- Discovery of a novel coronavirus associated with the recent pneumonia outbreak in humans and its potential bat origin
https://www.biorxiv.org/content/10.1101/2020.01.22.914952v2 and then
- Identification of Coronavirus Isolated from a Patient in Korea with COVID-19
- Isolation and rapid sharing of the 2019 novel coronavirus (SARS‐CoV‐2) from the first patient diagnosed with COVID‐19 in Australia
- Culture of the severe acute respiratory syndrome coronavirus 2 (SARS-CoV-2; f.2019-nCoV)
- Causation and Disease: The Henle-Koch Postulates Revisited
- In situ structural analysis of SARS-CoV-2 spike reveals flexibility mediated by three hinges
https://www.biorxiv.org/content/10.1101/2020.06.26.173476v2 & https://science.sciencemag.org/content/370/6513/203
- Comparison of nonhuman primates identified the suitable model for COVID-19
- Comparative pathogenesis of COVID-19, MERS, and SARS in a nonhuman primate model
- CONTRIBUTIONS TO THE PATHOLOGY OF EXPERIMENTAL VIRUS ENCEPHALITIS. I. AN EXOTIC STRAIN OF ENCEPHALITOGENIC VIRUS
- Human viruses: discovery and emergence
- Virology: From Contagium Fluidum to Virome

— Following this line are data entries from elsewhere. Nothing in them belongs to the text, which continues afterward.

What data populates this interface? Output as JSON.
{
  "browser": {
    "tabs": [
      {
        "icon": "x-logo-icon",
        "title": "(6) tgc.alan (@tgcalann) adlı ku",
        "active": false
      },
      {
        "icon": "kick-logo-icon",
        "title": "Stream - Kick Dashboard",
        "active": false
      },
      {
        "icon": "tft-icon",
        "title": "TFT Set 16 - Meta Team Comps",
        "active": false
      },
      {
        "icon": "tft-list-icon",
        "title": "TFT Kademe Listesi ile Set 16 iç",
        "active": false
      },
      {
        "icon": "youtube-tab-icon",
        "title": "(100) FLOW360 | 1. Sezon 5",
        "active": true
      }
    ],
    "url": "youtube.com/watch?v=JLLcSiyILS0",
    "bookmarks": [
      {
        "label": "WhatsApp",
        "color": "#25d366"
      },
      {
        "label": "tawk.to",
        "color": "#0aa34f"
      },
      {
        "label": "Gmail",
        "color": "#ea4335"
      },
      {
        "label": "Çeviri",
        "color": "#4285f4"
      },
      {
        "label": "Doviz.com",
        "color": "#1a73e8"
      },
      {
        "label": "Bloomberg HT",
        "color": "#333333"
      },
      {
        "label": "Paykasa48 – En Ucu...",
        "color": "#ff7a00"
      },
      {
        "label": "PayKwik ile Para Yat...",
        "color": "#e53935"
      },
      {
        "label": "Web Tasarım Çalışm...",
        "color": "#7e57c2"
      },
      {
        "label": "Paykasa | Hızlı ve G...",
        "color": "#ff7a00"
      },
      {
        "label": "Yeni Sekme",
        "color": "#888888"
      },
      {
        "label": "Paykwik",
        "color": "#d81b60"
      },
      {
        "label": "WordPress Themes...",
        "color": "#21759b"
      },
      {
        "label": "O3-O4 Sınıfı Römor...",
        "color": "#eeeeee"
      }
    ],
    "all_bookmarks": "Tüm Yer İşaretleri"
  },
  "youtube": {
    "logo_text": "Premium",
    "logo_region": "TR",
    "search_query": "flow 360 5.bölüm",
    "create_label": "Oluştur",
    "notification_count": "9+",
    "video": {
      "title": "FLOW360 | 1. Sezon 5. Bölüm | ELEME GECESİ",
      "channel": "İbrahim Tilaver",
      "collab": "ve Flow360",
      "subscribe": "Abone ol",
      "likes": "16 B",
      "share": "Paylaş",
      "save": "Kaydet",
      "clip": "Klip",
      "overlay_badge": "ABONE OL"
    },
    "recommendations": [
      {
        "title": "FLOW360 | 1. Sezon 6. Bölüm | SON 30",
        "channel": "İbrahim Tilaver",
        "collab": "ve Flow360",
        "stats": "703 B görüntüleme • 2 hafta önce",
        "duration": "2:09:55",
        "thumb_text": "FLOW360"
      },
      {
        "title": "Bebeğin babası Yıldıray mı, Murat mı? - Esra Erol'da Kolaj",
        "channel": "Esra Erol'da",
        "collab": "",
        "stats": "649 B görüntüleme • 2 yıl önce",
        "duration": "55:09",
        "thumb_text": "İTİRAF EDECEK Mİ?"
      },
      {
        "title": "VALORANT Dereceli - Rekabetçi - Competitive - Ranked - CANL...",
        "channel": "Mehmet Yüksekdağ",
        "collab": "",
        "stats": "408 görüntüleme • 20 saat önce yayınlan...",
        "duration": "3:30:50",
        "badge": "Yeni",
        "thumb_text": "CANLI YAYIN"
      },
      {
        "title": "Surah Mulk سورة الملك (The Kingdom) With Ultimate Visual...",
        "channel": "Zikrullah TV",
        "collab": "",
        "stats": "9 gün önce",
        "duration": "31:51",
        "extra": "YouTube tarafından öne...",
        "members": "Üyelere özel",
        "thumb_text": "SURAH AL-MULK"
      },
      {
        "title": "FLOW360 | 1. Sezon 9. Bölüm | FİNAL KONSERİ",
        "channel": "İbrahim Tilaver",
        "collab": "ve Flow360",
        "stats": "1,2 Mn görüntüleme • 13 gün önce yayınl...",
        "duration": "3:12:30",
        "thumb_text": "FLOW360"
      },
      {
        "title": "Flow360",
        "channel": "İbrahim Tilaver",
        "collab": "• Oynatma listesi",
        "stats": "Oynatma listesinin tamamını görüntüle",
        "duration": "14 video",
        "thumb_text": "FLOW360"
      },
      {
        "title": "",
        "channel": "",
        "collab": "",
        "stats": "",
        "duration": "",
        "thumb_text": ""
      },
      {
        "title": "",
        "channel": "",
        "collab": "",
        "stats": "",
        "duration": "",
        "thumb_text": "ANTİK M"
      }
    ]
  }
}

Enquist LW and Racaniello VR, Chapter 1, Fields Virology, 6th Edition, Volume I. Editors Knipe and Howley.
- Amending Koch’s postulates for viral disease: When “growth in pure culture” leads to a loss of virulence
- SARS-CoV-2 structure and replication characterized by in situ cryo-electron tomography
- Virological assessment of hospitalized patients with COVID-2019